A general construction operative, also called a labourer or ground worker, helps skilled craft workers in various jobs on building sites. See also Plant Operator job profile.
You could be:
marking out the area for the site, using string lines wound between stakes
putting up site huts, ladders, barriers and safety signs
digging shallow holes and trenches, for placing building foundations and drains
laying pipes, manhole covers and inspection chambers
mixing and pouring concrete to make foundations, beams or floors
using hand machinery: drills, pumps and compressors
cleaning and maintaining tools and other equipment
specialising in helping a particular skilled worker, for example a bricklayer, a glazier or a plasterer
driving forklift trucks, dump trucks or other site machines.
The figures below are only a guide. Pay rates vary, depending on:
where you work
the size of your company
the demand for the job.
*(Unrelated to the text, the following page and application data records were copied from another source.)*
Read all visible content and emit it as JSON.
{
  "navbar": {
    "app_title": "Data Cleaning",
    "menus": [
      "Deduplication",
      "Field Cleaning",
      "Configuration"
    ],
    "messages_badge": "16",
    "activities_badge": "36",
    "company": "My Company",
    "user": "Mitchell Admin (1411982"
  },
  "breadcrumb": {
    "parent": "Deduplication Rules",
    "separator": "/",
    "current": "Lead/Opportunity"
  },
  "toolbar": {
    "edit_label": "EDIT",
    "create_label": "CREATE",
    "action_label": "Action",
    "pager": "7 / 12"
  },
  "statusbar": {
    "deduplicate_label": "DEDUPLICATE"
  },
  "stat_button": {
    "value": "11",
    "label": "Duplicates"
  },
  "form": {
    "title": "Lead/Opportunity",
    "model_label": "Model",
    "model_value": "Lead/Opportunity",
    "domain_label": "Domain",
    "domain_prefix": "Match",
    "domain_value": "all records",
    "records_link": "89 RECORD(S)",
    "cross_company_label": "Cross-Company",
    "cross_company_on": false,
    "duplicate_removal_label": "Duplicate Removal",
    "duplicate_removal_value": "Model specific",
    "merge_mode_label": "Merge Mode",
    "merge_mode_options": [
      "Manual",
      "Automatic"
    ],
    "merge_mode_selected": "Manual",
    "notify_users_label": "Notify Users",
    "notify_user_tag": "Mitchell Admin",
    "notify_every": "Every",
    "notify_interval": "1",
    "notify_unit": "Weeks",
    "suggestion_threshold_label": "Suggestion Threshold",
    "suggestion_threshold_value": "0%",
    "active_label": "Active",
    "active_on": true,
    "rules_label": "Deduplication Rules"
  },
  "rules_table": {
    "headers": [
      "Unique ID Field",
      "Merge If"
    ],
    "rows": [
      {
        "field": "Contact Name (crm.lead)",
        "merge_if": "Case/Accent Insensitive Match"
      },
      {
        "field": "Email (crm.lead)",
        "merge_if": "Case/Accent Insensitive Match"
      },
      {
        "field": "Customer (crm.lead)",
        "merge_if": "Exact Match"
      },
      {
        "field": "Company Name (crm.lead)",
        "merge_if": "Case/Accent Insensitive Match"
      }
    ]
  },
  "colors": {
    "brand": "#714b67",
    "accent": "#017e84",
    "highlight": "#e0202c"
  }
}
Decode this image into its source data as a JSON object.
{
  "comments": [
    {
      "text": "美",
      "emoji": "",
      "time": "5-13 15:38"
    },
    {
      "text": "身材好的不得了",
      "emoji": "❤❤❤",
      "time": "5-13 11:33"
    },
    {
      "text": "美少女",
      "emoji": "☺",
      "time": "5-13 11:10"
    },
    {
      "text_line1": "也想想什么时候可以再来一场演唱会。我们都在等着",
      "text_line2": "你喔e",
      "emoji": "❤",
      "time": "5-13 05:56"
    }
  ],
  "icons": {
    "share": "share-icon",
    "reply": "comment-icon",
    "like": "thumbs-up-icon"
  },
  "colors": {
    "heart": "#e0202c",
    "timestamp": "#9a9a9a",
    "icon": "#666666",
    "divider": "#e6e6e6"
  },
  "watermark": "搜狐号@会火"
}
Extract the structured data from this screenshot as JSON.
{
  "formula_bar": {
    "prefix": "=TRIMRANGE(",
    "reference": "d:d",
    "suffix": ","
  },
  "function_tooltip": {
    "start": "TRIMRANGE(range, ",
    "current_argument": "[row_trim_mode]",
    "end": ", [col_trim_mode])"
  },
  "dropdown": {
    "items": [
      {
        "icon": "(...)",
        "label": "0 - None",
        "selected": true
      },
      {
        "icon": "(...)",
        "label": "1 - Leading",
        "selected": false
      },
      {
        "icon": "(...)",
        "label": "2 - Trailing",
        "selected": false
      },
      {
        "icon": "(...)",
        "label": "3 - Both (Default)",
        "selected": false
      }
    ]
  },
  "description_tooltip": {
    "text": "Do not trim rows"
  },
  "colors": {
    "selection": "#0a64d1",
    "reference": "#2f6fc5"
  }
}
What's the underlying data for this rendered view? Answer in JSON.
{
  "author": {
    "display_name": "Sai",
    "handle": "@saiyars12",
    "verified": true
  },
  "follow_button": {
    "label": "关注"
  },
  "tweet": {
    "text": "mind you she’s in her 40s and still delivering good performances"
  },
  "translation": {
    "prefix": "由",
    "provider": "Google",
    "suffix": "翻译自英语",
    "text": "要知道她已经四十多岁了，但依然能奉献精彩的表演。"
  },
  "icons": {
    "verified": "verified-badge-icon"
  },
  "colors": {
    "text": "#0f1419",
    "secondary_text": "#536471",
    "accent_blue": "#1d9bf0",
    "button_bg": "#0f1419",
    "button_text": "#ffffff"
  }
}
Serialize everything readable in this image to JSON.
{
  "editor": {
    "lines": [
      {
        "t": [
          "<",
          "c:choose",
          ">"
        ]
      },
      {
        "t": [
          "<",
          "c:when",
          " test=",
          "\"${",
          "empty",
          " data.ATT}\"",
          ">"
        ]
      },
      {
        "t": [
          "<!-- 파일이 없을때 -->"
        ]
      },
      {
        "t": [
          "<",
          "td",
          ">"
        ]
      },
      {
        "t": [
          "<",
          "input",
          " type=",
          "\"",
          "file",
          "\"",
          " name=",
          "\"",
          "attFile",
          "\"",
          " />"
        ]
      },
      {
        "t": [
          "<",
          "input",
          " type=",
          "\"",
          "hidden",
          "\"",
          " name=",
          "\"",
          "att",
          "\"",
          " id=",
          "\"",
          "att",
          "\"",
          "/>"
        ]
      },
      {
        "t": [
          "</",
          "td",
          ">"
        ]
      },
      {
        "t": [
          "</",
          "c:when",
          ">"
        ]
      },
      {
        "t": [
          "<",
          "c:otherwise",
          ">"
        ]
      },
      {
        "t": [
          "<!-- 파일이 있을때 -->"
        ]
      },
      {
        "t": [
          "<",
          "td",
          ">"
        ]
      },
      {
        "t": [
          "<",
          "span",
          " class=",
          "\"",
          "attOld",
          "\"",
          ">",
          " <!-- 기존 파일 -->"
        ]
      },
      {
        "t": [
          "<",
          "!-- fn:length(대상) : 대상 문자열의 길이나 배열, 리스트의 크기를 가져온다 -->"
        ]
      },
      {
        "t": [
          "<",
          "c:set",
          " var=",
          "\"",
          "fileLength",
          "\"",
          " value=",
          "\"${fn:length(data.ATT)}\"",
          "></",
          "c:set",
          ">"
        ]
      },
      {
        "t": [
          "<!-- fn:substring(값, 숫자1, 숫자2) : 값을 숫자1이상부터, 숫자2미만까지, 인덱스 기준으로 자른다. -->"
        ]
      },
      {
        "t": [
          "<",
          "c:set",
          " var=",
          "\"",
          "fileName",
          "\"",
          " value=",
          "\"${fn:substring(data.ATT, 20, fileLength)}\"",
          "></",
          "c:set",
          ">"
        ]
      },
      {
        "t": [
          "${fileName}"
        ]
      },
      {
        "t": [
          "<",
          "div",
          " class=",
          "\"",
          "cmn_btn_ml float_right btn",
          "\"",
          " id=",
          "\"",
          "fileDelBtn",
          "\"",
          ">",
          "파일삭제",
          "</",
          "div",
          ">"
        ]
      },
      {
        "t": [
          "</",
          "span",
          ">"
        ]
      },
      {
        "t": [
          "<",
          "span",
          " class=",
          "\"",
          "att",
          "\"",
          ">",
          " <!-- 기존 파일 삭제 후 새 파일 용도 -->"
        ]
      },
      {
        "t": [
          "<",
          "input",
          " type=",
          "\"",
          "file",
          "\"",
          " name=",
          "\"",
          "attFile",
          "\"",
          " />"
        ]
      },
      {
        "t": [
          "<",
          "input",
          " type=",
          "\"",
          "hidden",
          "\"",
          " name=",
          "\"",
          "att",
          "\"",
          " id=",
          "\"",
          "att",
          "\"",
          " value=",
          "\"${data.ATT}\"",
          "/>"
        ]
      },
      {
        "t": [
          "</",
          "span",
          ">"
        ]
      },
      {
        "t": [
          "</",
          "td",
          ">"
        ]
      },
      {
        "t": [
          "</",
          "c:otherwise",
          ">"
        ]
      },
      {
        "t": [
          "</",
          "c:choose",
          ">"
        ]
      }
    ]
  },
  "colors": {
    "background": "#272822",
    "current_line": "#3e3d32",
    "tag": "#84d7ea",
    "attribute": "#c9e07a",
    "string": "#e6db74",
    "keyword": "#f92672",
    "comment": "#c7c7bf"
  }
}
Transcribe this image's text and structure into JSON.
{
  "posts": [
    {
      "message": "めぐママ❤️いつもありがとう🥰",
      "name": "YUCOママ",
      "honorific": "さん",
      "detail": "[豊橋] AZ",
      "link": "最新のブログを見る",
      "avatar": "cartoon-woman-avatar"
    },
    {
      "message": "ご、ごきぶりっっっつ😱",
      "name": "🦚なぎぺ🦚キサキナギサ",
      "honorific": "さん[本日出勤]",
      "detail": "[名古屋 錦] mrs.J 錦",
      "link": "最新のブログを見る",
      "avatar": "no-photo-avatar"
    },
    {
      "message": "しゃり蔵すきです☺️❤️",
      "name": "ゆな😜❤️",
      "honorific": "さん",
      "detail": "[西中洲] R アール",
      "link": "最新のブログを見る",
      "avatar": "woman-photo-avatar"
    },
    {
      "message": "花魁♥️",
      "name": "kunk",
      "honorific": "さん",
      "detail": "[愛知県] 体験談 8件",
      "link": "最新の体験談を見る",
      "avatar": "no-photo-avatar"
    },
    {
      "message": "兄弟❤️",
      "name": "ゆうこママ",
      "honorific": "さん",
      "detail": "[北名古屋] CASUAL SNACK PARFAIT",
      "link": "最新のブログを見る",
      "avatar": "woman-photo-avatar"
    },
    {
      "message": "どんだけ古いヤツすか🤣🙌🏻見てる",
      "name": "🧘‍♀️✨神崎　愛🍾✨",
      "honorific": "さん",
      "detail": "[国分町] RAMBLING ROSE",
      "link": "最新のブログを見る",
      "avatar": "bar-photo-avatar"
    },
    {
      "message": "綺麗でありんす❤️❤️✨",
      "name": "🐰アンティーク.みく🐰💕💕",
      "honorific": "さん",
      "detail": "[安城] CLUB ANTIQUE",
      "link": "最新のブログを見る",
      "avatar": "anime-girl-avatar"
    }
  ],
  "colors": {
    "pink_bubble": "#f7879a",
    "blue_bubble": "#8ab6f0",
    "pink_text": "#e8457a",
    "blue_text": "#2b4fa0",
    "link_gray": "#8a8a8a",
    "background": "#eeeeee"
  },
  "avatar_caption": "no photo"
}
Starting pay is often based on the National Minimum Wage (NMW) or the National Living Wage (NLW).
As of 1 April 2021 the National Minimum Wage is £4.62 an hour for workers aged 16 to 17, £6.56 an hour for workers aged 18 to 20 and £8.36 an hour for workers aged 21 to 22. The National Living Wage is £8.91 for workers aged 23 and over. Recent vacancies have ranged from NMW to £11.00 an hour.
You work outdoors on rough muddy ground in all weathers. You might have to work at heights.
You have to wear protective clothing: safety helmet, boots, overalls and high visibility jacket.
Jobs are often temporary for a few weeks or months at a time.
You have to travel to different sites.
The working day starts early and may depend on the hours of daylight. You might work long hours in summer and shorter hours in winter.
You often work overtime, including evenings and weekends to minimise the disruption to traffic.
Training during an apprenticeship is mainly on the job with off the job training at college. You would work towards SVQ in Construction and Civil Engineering Operations (Construction) at SCQF Level 5 and NPA Construction Operations.
You may do some specialist training, such as asbestos awareness or fork lift truck driving.
With experience, you can move on to a supervisory post.
You might be able to move into site management.
For a supervisory or management post you would need to study for an HNC, HND or degree course in construction or built environment.
Many experienced operatives become self-employed.
You may want to move into a specialised role such as bricklayer or carpenter.
For more information please see organisation listed below: